**TASK**
Could you count the lines in the data that contain "time"? Reply with the number only.

**DATASET ENTRIES**
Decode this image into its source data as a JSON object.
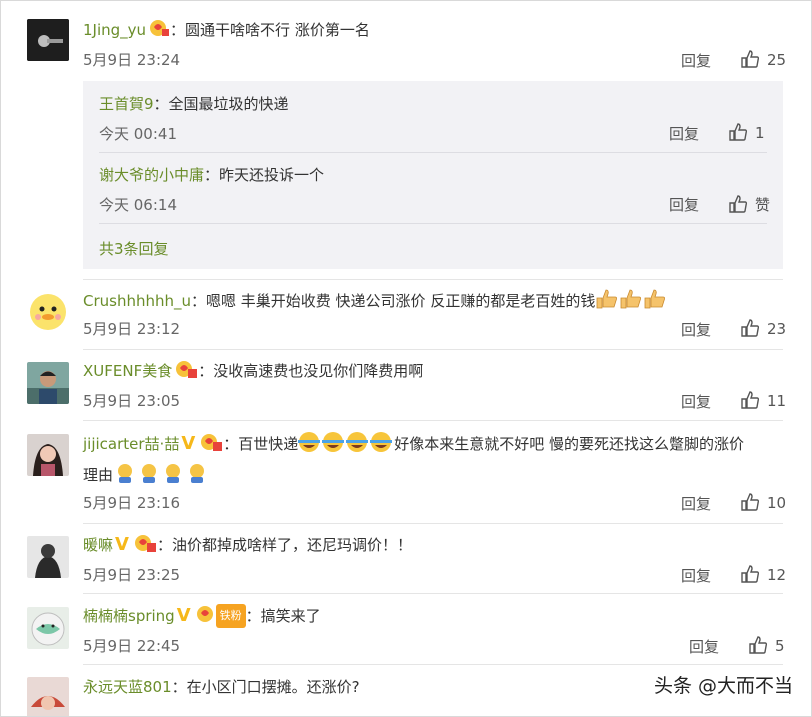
{
  "comments": [
    {
      "user": "1Jing_yu",
      "text": "：圆通干啥啥不行 涨价第一名",
      "time": "5月9日 23:24",
      "reply": "回复",
      "likes": "25"
    },
    {
      "user": "Crushhhhhh_u",
      "text": "：嗯嗯 丰巢开始收费 快递公司涨价 反正赚的都是老百姓的钱",
      "time": "5月9日 23:12",
      "reply": "回复",
      "likes": "23"
    },
    {
      "user": "XUFENF美食",
      "text": "：没收高速费也没见你们降费用啊",
      "time": "5月9日 23:05",
      "reply": "回复",
      "likes": "11"
    },
    {
      "user": "jijicarter喆·喆",
      "text_a": "：百世快递",
      "text_b": "好像本来生意就不好吧 慢的要死还找这么蹩脚的涨价",
      "text_c": "理由",
      "time": "5月9日 23:16",
      "reply": "回复",
      "likes": "10"
    },
    {
      "user": "暖嘛",
      "text": "：油价都掉成啥样了，还尼玛调价！！",
      "time": "5月9日 23:25",
      "reply": "回复",
      "likes": "12"
    },
    {
      "user": "楠楠楠spring",
      "badge": "铁粉",
      "text": "：搞笑来了",
      "time": "5月9日 22:45",
      "reply": "回复",
      "likes": "5"
    },
    {
      "user": "永远天蓝801",
      "text": "：在小区门口摆摊。还涨价?"
    }
  ],
  "subreplies": [
    {
      "user": "王首賀9",
      "text": "：全国最垃圾的快递",
      "time": "今天 00:41",
      "reply": "回复",
      "likes": "1"
    },
    {
      "user": "谢大爷的小中庸",
      "text": "：昨天还投诉一个",
      "time": "今天 06:14",
      "reply": "回复",
      "likes": "赞"
    }
  ],
  "more_replies": "共3条回复",
  "watermark": "头条 @大而不当",
  "colors": {
    "username": "#6a8d2a",
    "subbox": "#f2f2f5",
    "vbadge": "#f6b81a"
  }
}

**RESPONSE TO THIS TASK**
8